● **Problem statement**
Check each line of the entries below for the word "Konto", and copy the lines that have it.

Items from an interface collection
= Beginning of Section =

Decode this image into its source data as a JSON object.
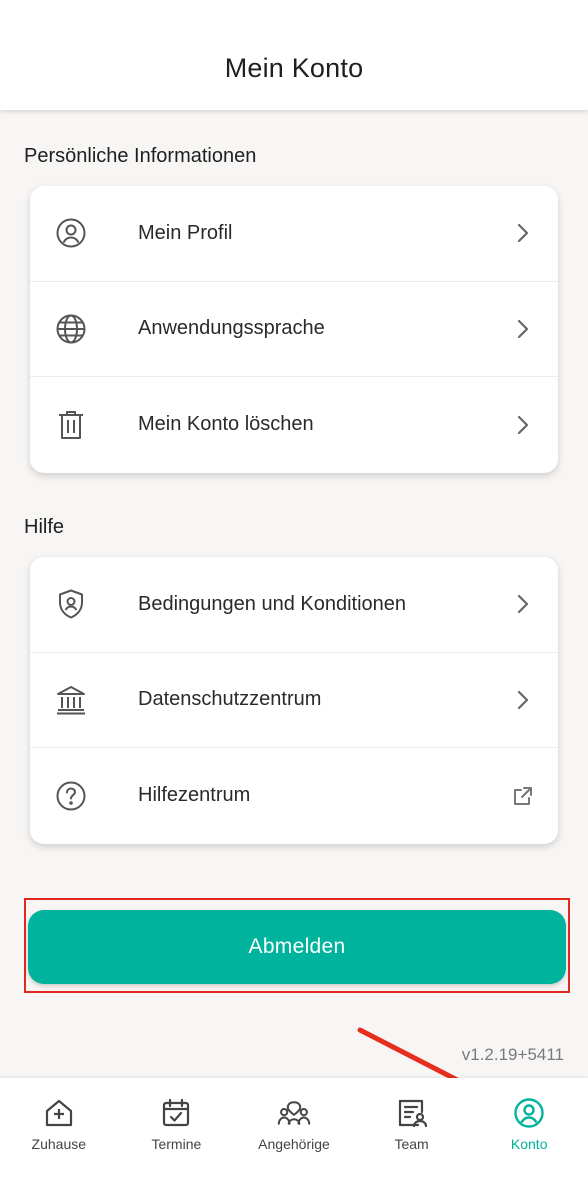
{
  "header": {
    "title": "Mein Konto"
  },
  "personal": {
    "title": "Persönliche Informationen",
    "items": [
      {
        "label": "Mein Profil",
        "icon": "user-circle-icon",
        "trail": "chevron-right-icon"
      },
      {
        "label": "Anwendungssprache",
        "icon": "globe-icon",
        "trail": "chevron-right-icon"
      },
      {
        "label": "Mein Konto löschen",
        "icon": "trash-icon",
        "trail": "chevron-right-icon"
      }
    ]
  },
  "help": {
    "title": "Hilfe",
    "items": [
      {
        "label": "Bedingungen und Konditionen",
        "icon": "shield-user-icon",
        "trail": "chevron-right-icon"
      },
      {
        "label": "Datenschutzzentrum",
        "icon": "bank-building-icon",
        "trail": "chevron-right-icon"
      },
      {
        "label": "Hilfezentrum",
        "icon": "question-circle-icon",
        "trail": "external-link-icon"
      }
    ]
  },
  "logout": {
    "label": "Abmelden"
  },
  "version": "v1.2.19+5411",
  "tabs": [
    {
      "label": "Zuhause",
      "icon": "home-plus-icon",
      "active": false
    },
    {
      "label": "Termine",
      "icon": "calendar-check-icon",
      "active": false
    },
    {
      "label": "Angehörige",
      "icon": "people-heart-icon",
      "active": false
    },
    {
      "label": "Team",
      "icon": "team-card-icon",
      "active": false
    },
    {
      "label": "Konto",
      "icon": "user-circle-icon",
      "active": true
    }
  ],
  "colors": {
    "accent": "#00b39c",
    "highlight_box": "#e0281e",
    "arrow": "#e62d1e",
    "background": "#f8f6f4",
    "icon": "#555555"
  }
}
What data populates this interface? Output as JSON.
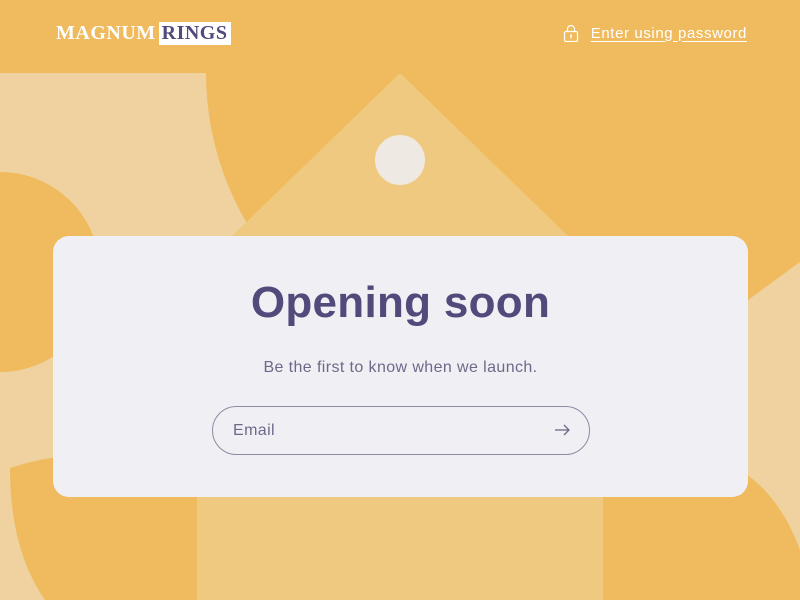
{
  "header": {
    "logo_part1": "MAGNUM",
    "logo_part2": "RINGS",
    "password_link_label": "Enter using password",
    "lock_icon": "lock-icon"
  },
  "main": {
    "heading": "Opening soon",
    "subtitle": "Be the first to know when we launch.",
    "email_placeholder": "Email",
    "email_value": "",
    "submit_icon": "arrow-right-icon"
  },
  "colors": {
    "background": "#efbb5e",
    "shape_light": "#efd29f",
    "shape_mid": "#efc97f",
    "dot": "#efe9e3",
    "cream": "#efe9e3",
    "card": "#efeff4",
    "accent": "#524a7b",
    "muted_text": "#6d6a89"
  }
}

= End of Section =

● **Problem solution**
    "title": "Mein Konto"
        "label": "Mein Konto löschen",
      "label": "Konto",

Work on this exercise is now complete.